Dwight Howard has made it official: After he's done barnstorming in exhibitions across the globe, he'll host a benefit game between current and former Orlando Magic players on Nov. 13 at UCF Arena.
"Get them tickets early," Howard wrote on Twitter.
Current Magic players Chris Duhon and Quentin Richardson told the Orlando Sentinel that they will play in the event.
Howard also has issued invitations to Shaquille O'Neal, Penny Hardaway and Grant Hill, among others, although it's unclear whether any of them will participate. The agents for O'Neal and Hill didn't immediately return messages from the Sentinel.
Howard made his formal announcement on Wednesday after his D12 Foundation finalized an agreement with the company that manages UCF Arena.
The venue can seat 10,000 people for Knights basketball games.
Tickets for the exhibition game will go on sale at 10 a.m. this Friday via Ticketmaster.
According to the D12 Foundation's website, tickets will cost $20 apiece for students for a seat in the students section, $25 for a spot in the upper bowl, $45 in the lower bowl, $65 in the club level and $100 courtside.
Lexie Boone, UCF Arena's general manager, said, "I think it's going to be a great event, and we're certainly looking forward to it."
As the NBA lockout entered its 118th day on Wednesday, league officials, team owners and representatives of the players' union met in New York City.
The meeting lasted approximately 15 hours, with both sides discussing the salary system instead of the split of basketball-related income, and wrapped up early Thursday morning.
"We were able to work through a number of different issues today regarding our system," the union's president, Derek Fisher, said, according to The Associated Press. "We can't say that major progress was made in any way, but some progress was made on system issues. Obviously enough for us to come back."
The two sides are scheduled to meeet again on Thursday.
With the labor dispute dragging on, Howard and some other NBA stars are slated to participate in the World All-Star Classic: a barnstorming tour in which they're scheduled to play a total of six games on four continents.
But there is speculation that the tour will be limited to one stop -- Sunday's game in San Juan, Puerto Rico -- because LeBron James, Carmelo Anthony and Chris Paul reportedly have decided not to participate.
Meanwhile, Magic officials are in a holding pattern.
Stan Van Gundy, his assistant coaches and other members of the team's basketball operations staff spent part of Wednesday afternoon holding a basketball clinic in Orlando for about 45 kids ages 8 through 14.
The Magic were supposed to play their final preseason game -- a matchup at Amway Center against the Detroit Pistons -- on Thursday night.
But the second half of the preseason was canceled on Oct. 4, and the first two weeks of the regular season were wiped out on Oct. 10.
More cancellations could be in the offing if the owners and the players don't reach a deal soon.
The people most adversely impacted could be the approximately 1,000 people -- ushers, security workers, vendors and ticket-takers -- who work inside the arena on Magic game nights. Also hurt are the people who own and work at businesses near the arena.

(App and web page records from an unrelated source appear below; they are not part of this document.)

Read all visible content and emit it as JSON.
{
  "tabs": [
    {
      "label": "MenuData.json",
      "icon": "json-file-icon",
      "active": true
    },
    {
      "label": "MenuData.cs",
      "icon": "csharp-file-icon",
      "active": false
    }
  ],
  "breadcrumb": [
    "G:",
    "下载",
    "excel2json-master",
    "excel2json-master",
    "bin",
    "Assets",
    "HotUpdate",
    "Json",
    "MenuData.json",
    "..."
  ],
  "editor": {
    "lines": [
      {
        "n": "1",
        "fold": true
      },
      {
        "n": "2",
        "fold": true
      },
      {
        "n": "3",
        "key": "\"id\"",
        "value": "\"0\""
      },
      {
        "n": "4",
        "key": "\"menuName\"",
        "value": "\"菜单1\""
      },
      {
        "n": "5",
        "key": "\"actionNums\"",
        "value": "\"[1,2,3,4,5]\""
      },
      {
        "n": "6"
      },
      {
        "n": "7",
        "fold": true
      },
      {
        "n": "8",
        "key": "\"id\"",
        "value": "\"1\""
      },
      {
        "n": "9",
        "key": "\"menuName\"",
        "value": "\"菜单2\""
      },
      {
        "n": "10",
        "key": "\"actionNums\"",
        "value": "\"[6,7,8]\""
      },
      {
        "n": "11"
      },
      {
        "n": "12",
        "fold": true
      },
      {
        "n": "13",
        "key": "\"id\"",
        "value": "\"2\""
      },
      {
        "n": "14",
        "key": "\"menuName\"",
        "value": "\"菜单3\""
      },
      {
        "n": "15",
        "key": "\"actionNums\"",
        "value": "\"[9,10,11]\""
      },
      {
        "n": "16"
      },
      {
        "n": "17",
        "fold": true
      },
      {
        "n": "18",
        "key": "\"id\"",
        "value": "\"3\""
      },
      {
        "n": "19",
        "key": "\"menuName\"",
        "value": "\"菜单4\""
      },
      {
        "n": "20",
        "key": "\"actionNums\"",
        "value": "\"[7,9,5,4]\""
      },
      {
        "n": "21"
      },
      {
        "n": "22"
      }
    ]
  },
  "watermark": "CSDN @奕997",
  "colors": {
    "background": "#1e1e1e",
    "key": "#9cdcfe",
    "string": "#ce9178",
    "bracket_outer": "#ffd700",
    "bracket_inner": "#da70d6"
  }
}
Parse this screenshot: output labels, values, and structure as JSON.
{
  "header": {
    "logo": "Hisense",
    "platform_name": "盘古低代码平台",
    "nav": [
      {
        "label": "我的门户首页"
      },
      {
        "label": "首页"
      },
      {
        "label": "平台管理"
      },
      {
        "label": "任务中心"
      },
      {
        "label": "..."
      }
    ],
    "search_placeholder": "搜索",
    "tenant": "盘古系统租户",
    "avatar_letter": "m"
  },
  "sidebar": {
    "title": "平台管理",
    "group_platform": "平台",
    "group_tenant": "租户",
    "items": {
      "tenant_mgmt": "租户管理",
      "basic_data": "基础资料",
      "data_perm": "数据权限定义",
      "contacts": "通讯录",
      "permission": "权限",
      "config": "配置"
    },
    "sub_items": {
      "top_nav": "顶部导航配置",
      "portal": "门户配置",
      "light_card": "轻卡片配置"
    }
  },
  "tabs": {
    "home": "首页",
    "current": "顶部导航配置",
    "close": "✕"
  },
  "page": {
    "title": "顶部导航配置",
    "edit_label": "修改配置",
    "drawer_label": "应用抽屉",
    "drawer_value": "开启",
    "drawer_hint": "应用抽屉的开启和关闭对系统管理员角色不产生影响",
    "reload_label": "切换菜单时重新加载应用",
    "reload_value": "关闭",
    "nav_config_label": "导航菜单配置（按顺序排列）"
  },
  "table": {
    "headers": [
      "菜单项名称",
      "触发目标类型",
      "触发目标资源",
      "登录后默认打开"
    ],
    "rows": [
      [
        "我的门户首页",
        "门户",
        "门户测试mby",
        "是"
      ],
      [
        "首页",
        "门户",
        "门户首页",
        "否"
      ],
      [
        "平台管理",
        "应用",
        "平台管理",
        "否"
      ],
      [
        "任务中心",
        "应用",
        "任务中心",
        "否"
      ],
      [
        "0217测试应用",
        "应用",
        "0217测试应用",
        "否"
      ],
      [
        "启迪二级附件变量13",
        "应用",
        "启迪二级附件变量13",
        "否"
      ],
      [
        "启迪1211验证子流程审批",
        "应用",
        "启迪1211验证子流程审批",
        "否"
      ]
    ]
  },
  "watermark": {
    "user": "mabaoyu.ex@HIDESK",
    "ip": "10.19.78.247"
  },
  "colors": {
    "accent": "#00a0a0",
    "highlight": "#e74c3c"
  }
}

Because of its lease agreement with the team, the city is guaranteed to receive a total of $2.8 million from the Magic even if no games are played.
Still, the city would miss out on the additional revenue that it typically receives on game nights.
City records obtained by the Sentinel show that, on average, each regular-season game last season generated $33,273 for the city in facility fees through ticket sales.
Each regular-season game also produced, before sales tax and operating expenses were deducted, an average of $25,544 in gross revenue from parking at Geico Garage and $8,559 in gross revenue from parking at the Church Street Garage.
Read Josh Robbins' blog at OrlandoSentinel.com/magicblog. Subscribe to our Orlando Magic newsletter at OrlandoSentinel.com/joinus.Copyright © 2015, Los Angeles Times